Some of you have been asking about ways to make your home more accessible for people with disabilities. So today I wanted to address a very important trend in home building known as universal design.
Universal design is based on the concept that everyone – be they disabled, aging or a mom carrying a baby on her hip – can benefit from basic building features. The trend began with widening doorways and has grown to include some great accessibility ideas. Here are just a few examples:
- Single-lever kitchen and bath faucets – so you can use one have to control the flow and temperature.
- Wall ovens – eliminating the need to bend and potentially opening up more space in the kitchen.
- Hand-surface flooring – easier for wheelchairs and walkers.
- Stepless entries – simpler to access for those who cannot navigate steps.
When it comes to the home’s actually floor plan, a good rule of thumb is to include hallways that are at least 42 inches wide and doorways should ideally be 46 inches.
If you can implement pocket doors instead of swinging ones, that’ll save the person in a wheelchair or using a crane a lot of unneeded hassle.
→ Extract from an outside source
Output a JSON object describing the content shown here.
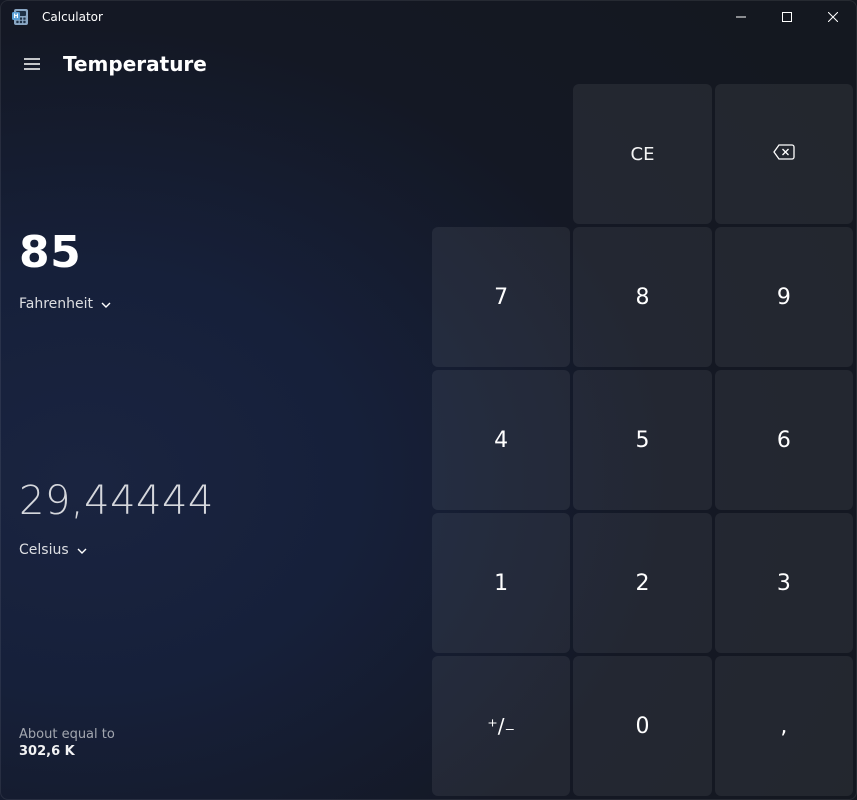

Some of the less obvious ideas that make a difference include moving power outages up higher on the wall, D-shaped cabinet pulls, roll-in shower stalls and glare-free lighting.
In the kitchen, pull-out shelves, varied cabinet heights and a side-by-side fridge will help those who are disabled to navigate the hardest room in the house.
Even something as simples as including switchplates that contrast to wall color is helpful.
Other great resources:
- Universal Design at North Carolina State http://design.ncsu.edu/cud
- Universal Designers & Consultants http://www.universaldesign.com/
Photo Source: http://www.houzz.com/